**EXTRACTED DATA:**
══════════════════════════════

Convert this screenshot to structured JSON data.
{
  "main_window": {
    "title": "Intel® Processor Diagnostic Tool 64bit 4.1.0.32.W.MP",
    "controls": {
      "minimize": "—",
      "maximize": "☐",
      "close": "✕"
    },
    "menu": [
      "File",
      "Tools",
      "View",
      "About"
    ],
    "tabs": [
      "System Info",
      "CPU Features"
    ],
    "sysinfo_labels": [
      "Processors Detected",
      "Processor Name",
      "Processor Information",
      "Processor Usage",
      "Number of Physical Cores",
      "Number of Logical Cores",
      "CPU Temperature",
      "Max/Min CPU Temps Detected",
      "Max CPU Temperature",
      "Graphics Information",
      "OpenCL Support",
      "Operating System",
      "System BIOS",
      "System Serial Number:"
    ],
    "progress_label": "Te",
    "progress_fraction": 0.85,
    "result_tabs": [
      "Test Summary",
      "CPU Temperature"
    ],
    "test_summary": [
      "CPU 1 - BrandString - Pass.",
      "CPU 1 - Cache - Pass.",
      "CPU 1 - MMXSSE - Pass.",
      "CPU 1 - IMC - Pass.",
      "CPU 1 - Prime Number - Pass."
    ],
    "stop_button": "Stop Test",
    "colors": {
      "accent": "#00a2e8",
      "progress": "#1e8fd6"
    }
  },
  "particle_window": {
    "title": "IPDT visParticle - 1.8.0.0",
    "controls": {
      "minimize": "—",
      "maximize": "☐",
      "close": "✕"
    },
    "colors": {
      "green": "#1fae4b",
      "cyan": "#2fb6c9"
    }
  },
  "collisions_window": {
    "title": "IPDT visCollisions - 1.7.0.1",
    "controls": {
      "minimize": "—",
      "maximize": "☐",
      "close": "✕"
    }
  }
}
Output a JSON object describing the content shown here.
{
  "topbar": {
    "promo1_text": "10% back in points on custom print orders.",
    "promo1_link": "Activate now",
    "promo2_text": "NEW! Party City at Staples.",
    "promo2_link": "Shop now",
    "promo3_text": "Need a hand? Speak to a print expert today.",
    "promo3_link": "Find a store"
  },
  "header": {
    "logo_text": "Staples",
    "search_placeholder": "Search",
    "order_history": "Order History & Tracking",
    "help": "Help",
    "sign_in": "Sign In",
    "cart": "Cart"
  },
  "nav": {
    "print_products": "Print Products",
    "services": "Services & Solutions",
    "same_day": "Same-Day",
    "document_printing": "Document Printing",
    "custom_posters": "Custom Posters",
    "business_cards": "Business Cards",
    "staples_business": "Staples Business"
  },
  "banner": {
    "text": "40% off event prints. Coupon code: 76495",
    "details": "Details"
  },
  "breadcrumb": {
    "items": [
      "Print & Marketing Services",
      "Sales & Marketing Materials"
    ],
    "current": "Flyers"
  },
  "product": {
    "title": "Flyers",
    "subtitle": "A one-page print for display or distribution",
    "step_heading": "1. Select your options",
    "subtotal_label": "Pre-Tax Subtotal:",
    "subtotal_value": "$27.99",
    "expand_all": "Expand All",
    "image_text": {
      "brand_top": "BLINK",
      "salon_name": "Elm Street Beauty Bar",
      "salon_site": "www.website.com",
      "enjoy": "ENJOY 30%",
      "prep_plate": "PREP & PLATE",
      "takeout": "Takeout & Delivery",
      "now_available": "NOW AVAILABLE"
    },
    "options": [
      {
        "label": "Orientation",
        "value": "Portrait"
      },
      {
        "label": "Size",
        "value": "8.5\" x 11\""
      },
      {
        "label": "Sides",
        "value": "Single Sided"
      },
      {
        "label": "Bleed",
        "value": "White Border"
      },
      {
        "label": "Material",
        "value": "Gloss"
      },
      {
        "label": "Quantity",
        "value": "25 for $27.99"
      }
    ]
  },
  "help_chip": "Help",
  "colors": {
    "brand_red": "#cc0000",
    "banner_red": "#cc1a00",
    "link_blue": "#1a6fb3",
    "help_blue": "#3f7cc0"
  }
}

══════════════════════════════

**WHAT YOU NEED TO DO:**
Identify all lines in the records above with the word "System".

**RESPONSE BELOW:**
      "System Info",
      "Operating System",
      "System BIOS",
      "System Serial Number:"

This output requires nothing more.